Fitness is a quantification of an individual’s evolutionary success. In biology, an individual’s fitness is generally measured as the number of offspring that individual has. Many artificial life platforms operate in the same manner, encoding rules that determine when individuals reproduce and then allowing evolution to take its course (some individuals will reproduce more, consequently there will be more of them; the composition of the population will just shift over time to be primarily composed of those individuals that reproduce the most). This approach is known as “implicit fitness”, and is used by systems such as Avida.

In contrast, other artificial life systems use “explicit fitness”. In this context, fitness is not a property to be measured, it is a property that is set. The system then replicates individuals in accordance with their set fitness. This approach is particularly common in evolutionary computation and other systems that use evolution as an optimization algorithm.
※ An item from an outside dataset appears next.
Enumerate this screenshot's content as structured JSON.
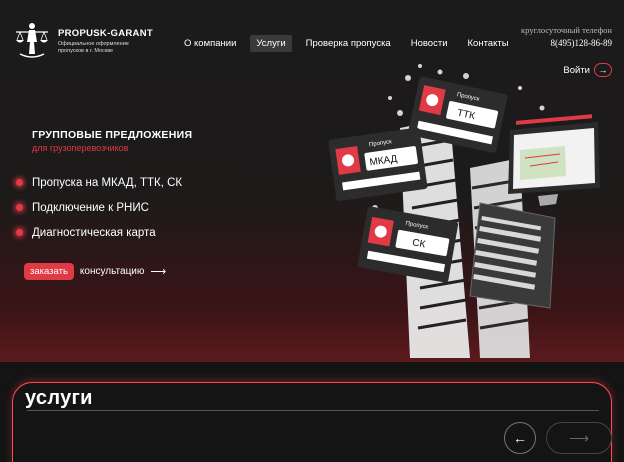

For example, fitness may be assigned based on how well an organism is able to solve a specific problem.